§ **ASSIGNMENT**:
Repeat everything in the listing below. Keep each line exact.

§ **DATA RECORDS**:
_ _ _ _ _ _ _
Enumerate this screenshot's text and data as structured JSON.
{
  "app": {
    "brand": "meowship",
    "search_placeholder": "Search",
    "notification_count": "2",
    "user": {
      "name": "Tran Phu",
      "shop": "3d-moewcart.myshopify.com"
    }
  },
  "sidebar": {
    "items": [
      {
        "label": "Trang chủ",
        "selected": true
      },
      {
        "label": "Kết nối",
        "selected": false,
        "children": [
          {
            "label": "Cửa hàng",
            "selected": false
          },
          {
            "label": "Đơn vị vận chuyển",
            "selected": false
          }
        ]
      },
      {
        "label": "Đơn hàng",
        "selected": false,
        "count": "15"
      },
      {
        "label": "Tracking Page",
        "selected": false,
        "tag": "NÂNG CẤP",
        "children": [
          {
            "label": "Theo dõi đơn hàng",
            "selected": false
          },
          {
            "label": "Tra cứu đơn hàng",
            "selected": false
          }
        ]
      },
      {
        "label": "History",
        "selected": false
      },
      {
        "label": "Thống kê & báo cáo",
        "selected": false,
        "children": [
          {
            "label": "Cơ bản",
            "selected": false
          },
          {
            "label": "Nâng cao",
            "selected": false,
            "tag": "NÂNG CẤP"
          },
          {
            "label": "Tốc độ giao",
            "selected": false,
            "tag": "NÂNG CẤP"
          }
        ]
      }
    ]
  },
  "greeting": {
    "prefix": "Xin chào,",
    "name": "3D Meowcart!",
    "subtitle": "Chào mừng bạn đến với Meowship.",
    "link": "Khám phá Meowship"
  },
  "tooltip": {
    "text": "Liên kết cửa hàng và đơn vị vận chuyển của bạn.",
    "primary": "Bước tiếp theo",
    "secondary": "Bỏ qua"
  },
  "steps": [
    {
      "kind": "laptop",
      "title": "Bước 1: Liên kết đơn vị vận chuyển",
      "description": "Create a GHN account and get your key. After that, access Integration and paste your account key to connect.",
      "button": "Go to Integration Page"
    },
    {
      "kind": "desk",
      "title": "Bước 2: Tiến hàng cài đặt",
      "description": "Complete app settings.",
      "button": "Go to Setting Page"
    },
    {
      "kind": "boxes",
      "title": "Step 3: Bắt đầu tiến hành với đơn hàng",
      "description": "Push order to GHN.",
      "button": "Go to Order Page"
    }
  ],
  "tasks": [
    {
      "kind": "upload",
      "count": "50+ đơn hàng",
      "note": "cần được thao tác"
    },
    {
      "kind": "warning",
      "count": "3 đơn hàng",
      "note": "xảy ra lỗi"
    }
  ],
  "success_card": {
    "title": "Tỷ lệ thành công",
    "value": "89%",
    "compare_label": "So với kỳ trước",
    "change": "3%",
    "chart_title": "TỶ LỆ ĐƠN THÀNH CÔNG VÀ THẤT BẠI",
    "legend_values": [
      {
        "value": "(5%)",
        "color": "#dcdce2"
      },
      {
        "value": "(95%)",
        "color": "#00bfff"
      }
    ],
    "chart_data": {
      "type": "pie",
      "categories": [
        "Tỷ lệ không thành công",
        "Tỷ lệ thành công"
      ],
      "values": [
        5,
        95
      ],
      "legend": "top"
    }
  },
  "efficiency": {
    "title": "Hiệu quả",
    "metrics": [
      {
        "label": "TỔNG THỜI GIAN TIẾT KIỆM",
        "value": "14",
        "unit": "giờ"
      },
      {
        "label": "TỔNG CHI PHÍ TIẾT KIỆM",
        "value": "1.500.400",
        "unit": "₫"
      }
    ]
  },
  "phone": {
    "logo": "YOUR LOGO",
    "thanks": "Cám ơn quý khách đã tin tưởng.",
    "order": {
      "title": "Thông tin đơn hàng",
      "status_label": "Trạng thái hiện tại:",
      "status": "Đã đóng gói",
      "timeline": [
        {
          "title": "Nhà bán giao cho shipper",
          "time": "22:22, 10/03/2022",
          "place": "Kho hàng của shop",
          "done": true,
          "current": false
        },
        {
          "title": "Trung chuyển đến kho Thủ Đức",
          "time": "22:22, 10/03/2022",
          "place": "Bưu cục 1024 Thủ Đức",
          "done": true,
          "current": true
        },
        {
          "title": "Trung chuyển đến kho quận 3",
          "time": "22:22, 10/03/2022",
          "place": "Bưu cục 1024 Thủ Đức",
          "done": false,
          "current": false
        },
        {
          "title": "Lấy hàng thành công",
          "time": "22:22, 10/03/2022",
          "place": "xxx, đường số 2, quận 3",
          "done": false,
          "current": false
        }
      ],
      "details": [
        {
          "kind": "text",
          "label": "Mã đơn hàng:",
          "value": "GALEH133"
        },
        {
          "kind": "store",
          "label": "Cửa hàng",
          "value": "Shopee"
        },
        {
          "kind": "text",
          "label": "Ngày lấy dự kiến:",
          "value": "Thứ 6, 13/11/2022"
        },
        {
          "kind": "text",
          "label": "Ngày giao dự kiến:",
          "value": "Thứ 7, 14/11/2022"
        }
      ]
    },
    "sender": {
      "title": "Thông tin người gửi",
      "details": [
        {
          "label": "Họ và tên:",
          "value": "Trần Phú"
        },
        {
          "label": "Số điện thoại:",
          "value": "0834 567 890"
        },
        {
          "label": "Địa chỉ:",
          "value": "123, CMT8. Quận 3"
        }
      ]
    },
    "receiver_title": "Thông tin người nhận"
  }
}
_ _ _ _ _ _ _
§ **WRITTEN ANSWER**:
Enumerate this screenshot's text and data as structured JSON.
{
  "app": {
    "brand": "meowship",
    "search_placeholder": "Search",
    "notification_count": "2",
    "user": {
      "name": "Tran Phu",
      "shop": "3d-moewcart.myshopify.com"
    }
  },
  "sidebar": {
    "items": [
      {
        "label": "Trang chủ",
        "selected": true
      },
      {
        "label": "Kết nối",
        "selected": false,
        "children": [
          {
            "label": "Cửa hàng",
            "selected": false
          },
          {
            "label": "Đơn vị vận chuyển",
            "selected": false
          }
        ]
      },
      {
        "label": "Đơn hàng",
        "selected": false,
        "count": "15"
      },
      {
        "label": "Tracking Page",
        "selected": false,
        "tag": "NÂNG CẤP",
        "children": [
          {
            "label": "Theo dõi đơn hàng",
            "selected": false
          },
          {
            "label": "Tra cứu đơn hàng",
            "selected": false
          }
        ]
      },
      {
        "label": "History",
        "selected": false
      },
      {
        "label": "Thống kê & báo cáo",
        "selected": false,
        "children": [
          {
            "label": "Cơ bản",
            "selected": false
          },
          {
            "label": "Nâng cao",
            "selected": false,
            "tag": "NÂNG CẤP"
          },
          {
            "label": "Tốc độ giao",
            "selected": false,
            "tag": "NÂNG CẤP"
          }
        ]
      }
    ]
  },
  "greeting": {
    "prefix": "Xin chào,",
    "name": "3D Meowcart!",
    "subtitle": "Chào mừng bạn đến với Meowship.",
    "link": "Khám phá Meowship"
  },
  "tooltip": {
    "text": "Liên kết cửa hàng và đơn vị vận chuyển của bạn.",
    "primary": "Bước tiếp theo",
    "secondary": "Bỏ qua"
  },
  "steps": [
    {
      "kind": "laptop",
      "title": "Bước 1: Liên kết đơn vị vận chuyển",
      "description": "Create a GHN account and get your key. After that, access Integration and paste your account key to connect.",
      "button": "Go to Integration Page"
    },
    {
      "kind": "desk",
      "title": "Bước 2: Tiến hàng cài đặt",
      "description": "Complete app settings.",
      "button": "Go to Setting Page"
    },
    {
      "kind": "boxes",
      "title": "Step 3: Bắt đầu tiến hành với đơn hàng",
      "description": "Push order to GHN.",
      "button": "Go to Order Page"
    }
  ],
  "tasks": [
    {
      "kind": "upload",
      "count": "50+ đơn hàng",
      "note": "cần được thao tác"
    },
    {
      "kind": "warning",
      "count": "3 đơn hàng",
      "note": "xảy ra lỗi"
    }
  ],
  "success_card": {
    "title": "Tỷ lệ thành công",
    "value": "89%",
    "compare_label": "So với kỳ trước",
    "change": "3%",
    "chart_title": "TỶ LỆ ĐƠN THÀNH CÔNG VÀ THẤT BẠI",
    "legend_values": [
      {
        "value": "(5%)",
        "color": "#dcdce2"
      },
      {
        "value": "(95%)",
        "color": "#00bfff"
      }
    ],
    "chart_data": {
      "type": "pie",
      "categories": [
        "Tỷ lệ không thành công",
        "Tỷ lệ thành công"
      ],
      "values": [
        5,
        95
      ],
      "legend": "top"
    }
  },
  "efficiency": {
    "title": "Hiệu quả",
    "metrics": [
      {
        "label": "TỔNG THỜI GIAN TIẾT KIỆM",
        "value": "14",
        "unit": "giờ"
      },
      {
        "label": "TỔNG CHI PHÍ TIẾT KIỆM",
        "value": "1.500.400",
        "unit": "₫"
      }
    ]
  },
  "phone": {
    "logo": "YOUR LOGO",
    "thanks": "Cám ơn quý khách đã tin tưởng.",
    "order": {
      "title": "Thông tin đơn hàng",
      "status_label": "Trạng thái hiện tại:",
      "status": "Đã đóng gói",
      "timeline": [
        {
          "title": "Nhà bán giao cho shipper",
          "time": "22:22, 10/03/2022",
          "place": "Kho hàng của shop",
          "done": true,
          "current": false
        },
        {
          "title": "Trung chuyển đến kho Thủ Đức",
          "time": "22:22, 10/03/2022",
          "place": "Bưu cục 1024 Thủ Đức",
          "done": true,
          "current": true
        },
        {
          "title": "Trung chuyển đến kho quận 3",
          "time": "22:22, 10/03/2022",
          "place": "Bưu cục 1024 Thủ Đức",
          "done": false,
          "current": false
        },
        {
          "title": "Lấy hàng thành công",
          "time": "22:22, 10/03/2022",
          "place": "xxx, đường số 2, quận 3",
          "done": false,
          "current": false
        }
      ],
      "details": [
        {
          "kind": "text",
          "label": "Mã đơn hàng:",
          "value": "GALEH133"
        },
        {
          "kind": "store",
          "label": "Cửa hàng",
          "value": "Shopee"
        },
        {
          "kind": "text",
          "label": "Ngày lấy dự kiến:",
          "value": "Thứ 6, 13/11/2022"
        },
        {
          "kind": "text",
          "label": "Ngày giao dự kiến:",
          "value": "Thứ 7, 14/11/2022"
        }
      ]
    },
    "sender": {
      "title": "Thông tin người gửi",
      "details": [
        {
          "label": "Họ và tên:",
          "value": "Trần Phú"
        },
        {
          "label": "Số điện thoại:",
          "value": "0834 567 890"
        },
        {
          "label": "Địa chỉ:",
          "value": "123, CMT8. Quận 3"
        }
      ]
    },
    "receiver_title": "Thông tin người nhận"
  }
}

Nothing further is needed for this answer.